October 18, 2018 – VDOE receipt of deposit begins the work on the DDVA FOIA request.
October 18, 2018 – VDOE files for an extension, new due date October 31, 2018
October 31, 2018 – DDVA receives answers to specific questions from VDOE. Raw data for dollars that districts have received through the publicly funded Early Intervention Reading Initiative, EIRI
November 1, 2018 – DDVA sends the remaining balance of $674.32 to VDOE through the mail.
November 1, 2018 – Present – DDVA begins analysis of data.
Feb. 4, 2015 Update:
Thank you again for all the support from our community! What a fabulous day of dyslexia awareness!
Our Bills are still moving through the legislative process. If you joined us on Feb 3rd and visited with our VA Senators and Delegate please remember to send a quick thank you to the offices. Below are links to the Senate and House directories which include email addresses.
If you were unable to join us but would like to continue to help, please visit:
Date of Meeting: 2/3/2015
Time of Meeting: 9:30 AM
Location: 7th Floor West Conference Room
7th Floor West Conference Room General Assembly Building http://virginiageneralassembly.gov/includes/contentTemplate.php?tid=94&ctype=t&cid=94
When: 9:30-11:30am Reception
- Light refreshments to be served
- Short presentation: Decoding Dyslexia VA
- Meetings with State Representatives
Following the reception, opportunities for Gallery seats to observe the State Session, as well as Capitol tours may be available. This opportunity is dependent on RSVP’s and is subject to change with no advanced notice.
We encourage families and individuals who join us on the 3rd to reach out to your representatives. Invite them to the reception or schedule to meet with a member of their staff some time during the day. DDVA members will be available to join the conversations or offer talking points, if needed. The goal of the day is to visit with as many State Representatives as possible.
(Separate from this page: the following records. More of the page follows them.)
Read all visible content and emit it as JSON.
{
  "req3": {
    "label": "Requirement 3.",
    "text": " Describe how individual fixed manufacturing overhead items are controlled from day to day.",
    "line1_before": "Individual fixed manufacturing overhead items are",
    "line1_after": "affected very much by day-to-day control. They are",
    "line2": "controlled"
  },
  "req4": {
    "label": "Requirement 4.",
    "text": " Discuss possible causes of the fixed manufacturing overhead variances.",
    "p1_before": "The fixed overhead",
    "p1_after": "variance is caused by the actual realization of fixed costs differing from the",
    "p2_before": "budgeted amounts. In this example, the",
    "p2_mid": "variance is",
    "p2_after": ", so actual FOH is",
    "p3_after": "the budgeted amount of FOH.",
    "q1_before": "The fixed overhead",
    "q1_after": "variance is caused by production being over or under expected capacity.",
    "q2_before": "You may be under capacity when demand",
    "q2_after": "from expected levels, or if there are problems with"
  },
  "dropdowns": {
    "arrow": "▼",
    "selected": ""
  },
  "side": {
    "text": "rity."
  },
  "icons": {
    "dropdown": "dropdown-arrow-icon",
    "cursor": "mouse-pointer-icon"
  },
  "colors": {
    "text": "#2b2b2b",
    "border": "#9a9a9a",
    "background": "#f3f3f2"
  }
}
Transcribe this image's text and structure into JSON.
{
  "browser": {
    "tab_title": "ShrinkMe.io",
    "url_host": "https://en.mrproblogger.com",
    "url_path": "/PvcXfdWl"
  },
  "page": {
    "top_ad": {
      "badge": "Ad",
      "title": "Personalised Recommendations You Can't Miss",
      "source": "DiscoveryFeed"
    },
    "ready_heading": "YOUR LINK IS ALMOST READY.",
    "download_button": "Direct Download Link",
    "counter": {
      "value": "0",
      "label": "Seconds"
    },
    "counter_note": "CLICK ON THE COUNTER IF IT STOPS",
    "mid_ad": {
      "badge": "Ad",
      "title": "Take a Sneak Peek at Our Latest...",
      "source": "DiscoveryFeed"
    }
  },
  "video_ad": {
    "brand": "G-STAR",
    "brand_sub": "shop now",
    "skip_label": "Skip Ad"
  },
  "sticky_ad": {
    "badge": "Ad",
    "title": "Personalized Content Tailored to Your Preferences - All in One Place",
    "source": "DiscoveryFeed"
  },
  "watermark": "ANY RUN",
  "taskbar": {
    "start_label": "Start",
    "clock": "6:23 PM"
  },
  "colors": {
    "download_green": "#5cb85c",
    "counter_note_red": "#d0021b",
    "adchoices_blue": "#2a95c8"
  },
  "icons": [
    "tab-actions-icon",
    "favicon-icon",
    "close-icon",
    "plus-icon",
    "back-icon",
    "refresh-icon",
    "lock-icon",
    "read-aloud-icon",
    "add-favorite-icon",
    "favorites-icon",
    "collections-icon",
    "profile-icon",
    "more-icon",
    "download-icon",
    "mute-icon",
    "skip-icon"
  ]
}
Below you will find our agenda for the events of February 4th! We will continue to update you as we receive additional information. We look forward to gathering together to raise dyslexia awareness and let policy makers hear our concerns.
Where: Richmond, VA
7th Floor West Conference Room General Assembly Building. http://virginiageneralassembly.gov/includes/contentTemplate.php?tid=94&ctype=t&cid=94
When: 9:30-11:00am Reception
- Light refreshments to be served
- Short presentation: Decoding Dyslexia VA: Parents United
- Speaker: Ben Pasternak, DDVA Parent
Parents, educators, specialists and policy makers please join us as Decoding Dyslexia VA hosts our First Annual Dyslexia Awareness Day at the Capital!
Learn more about:
- Decoding Dyslexia VA – Our history and plans for the future
- What is Dyslexia? – Who does it impact and what can be done
- How positive change will benefit our children, our schools and our state.
Following the reception, opportunities for Gallery seats to observe the State Session, as well as Capital tours may be available. This opportunity is dependent on RSVP’s and is subject to change with no advanced notice.
We encourage families and individuals who join us on the 4th to reach out to your representatives. Invite them to the reception or schedule to meet with a member of their staff some time during the day. DDVA members will be available to join the conversations or offer talking points if needed.